Growth in emerging markets has been the linchpin holding up the global economy at a time when advanced countries are threatening to unravel it.
That's the view of former World Bank vice president Ian Goldin, who told CNBC Monday that the trade war's limited impact on the U.S. has more to do with external factors than the country's own economic health.
Goldin said the domestic U.S. economy enjoyed a "sugar rush" as a result of fiscal stimulus, such as tax cuts, that were introduced by President Donald Trump. But he noted that the underlying strength largely came from markets overseas.

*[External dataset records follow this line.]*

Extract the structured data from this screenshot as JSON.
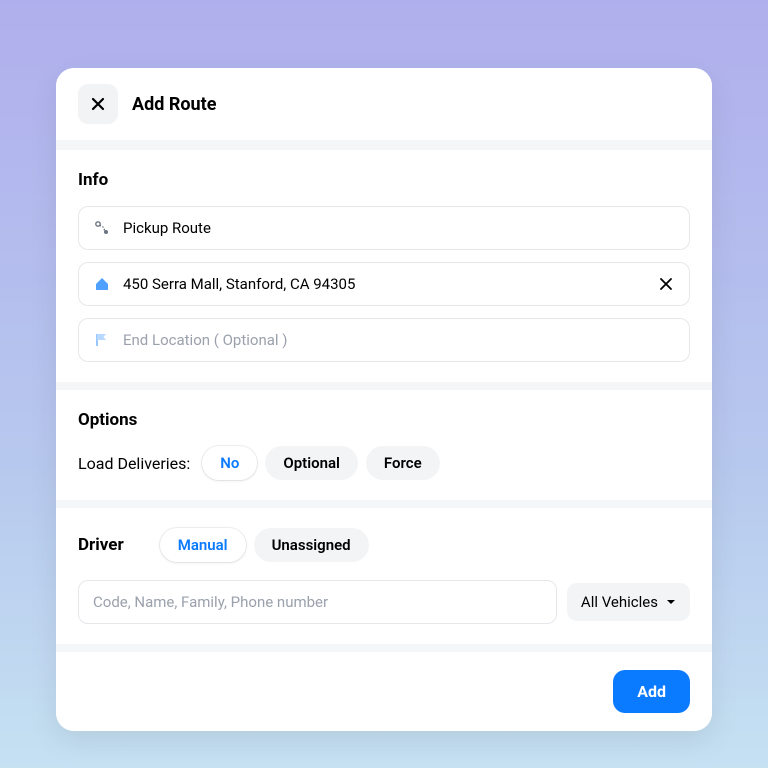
{
  "header": {
    "title": "Add Route"
  },
  "info": {
    "title": "Info",
    "route_name": "Pickup Route",
    "start_location": "450 Serra Mall, Stanford, CA 94305",
    "end_placeholder": "End Location ( Optional )"
  },
  "options": {
    "title": "Options",
    "load_label": "Load Deliveries:",
    "choices": {
      "no": "No",
      "optional": "Optional",
      "force": "Force"
    },
    "selected": "No"
  },
  "driver": {
    "title": "Driver",
    "tabs": {
      "manual": "Manual",
      "unassigned": "Unassigned"
    },
    "selected": "Manual",
    "search_placeholder": "Code, Name, Family, Phone number",
    "vehicle_filter": "All Vehicles"
  },
  "footer": {
    "add_label": "Add"
  },
  "colors": {
    "accent": "#0a7aff"
  }
}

"Emerging markets are growing, on average, by over 4.5%, and that is pulling up the world economy," said Goldin who is currently an Oxford professor.
"If it wasn't for emerging market growth," he told CNBC's Tanvir Gill, "we'd see much, much slower growth in the U.S. and in Europe."
China and developing countries in Asia are at the forefront of that growth, Goldin noted.
He said he expects expansion in the world's second largest economy to remain "robust" at 6% for the next decade, while surrounding emerging markets will closely mirror that.
"I think we're seeing a rebalancing, a historical rebalancing," said Goldin. "The center of gravity is clearly moving to Asia. This is a good thing. We'll have more global growth where it's needed, in developing countries."
That shift will make the global economy more resilient than in it has been in the past.
"When the U.S. gets a cold, the rest of the world is no longer getting (a) fever," as Goldin put it.
But this by no means immunizes the U.S. from future slowdowns. In fact, the more inward-looking it becomes, the more vulnerable it will be, said Goldin. He predicted a slowdown as the U.S. heads into the 2020 election, and as Trump "ratchet(s) up the rhetoric."
"I think there will be push back and the U.S. economy is going to suffer dramatically as a result of this (protectionism), not least those that voted for President Trump," said Goldin.
Goldin likened the shift to a "middle age crisis" for the U.S., the U.K. and, to a lesser extent, Europe, as they come to accept their place in the new world order.
"As Europe — and to a much greater extent, the U.K. and the U.S. — realize that they are no longer going to be able to run the world, I think they'll have adjustment problems," he said. "It's like, sort of, middle age crisis of chief executives."
But in the longer term, Goldin said he is optimistic that the U.S. will find its new role.
"We will, I think, see the U.S. finally emerging as a player in this in a tripartite arrangement when they recognize that they are a part of a global world, but it will be a sticky process," he noted.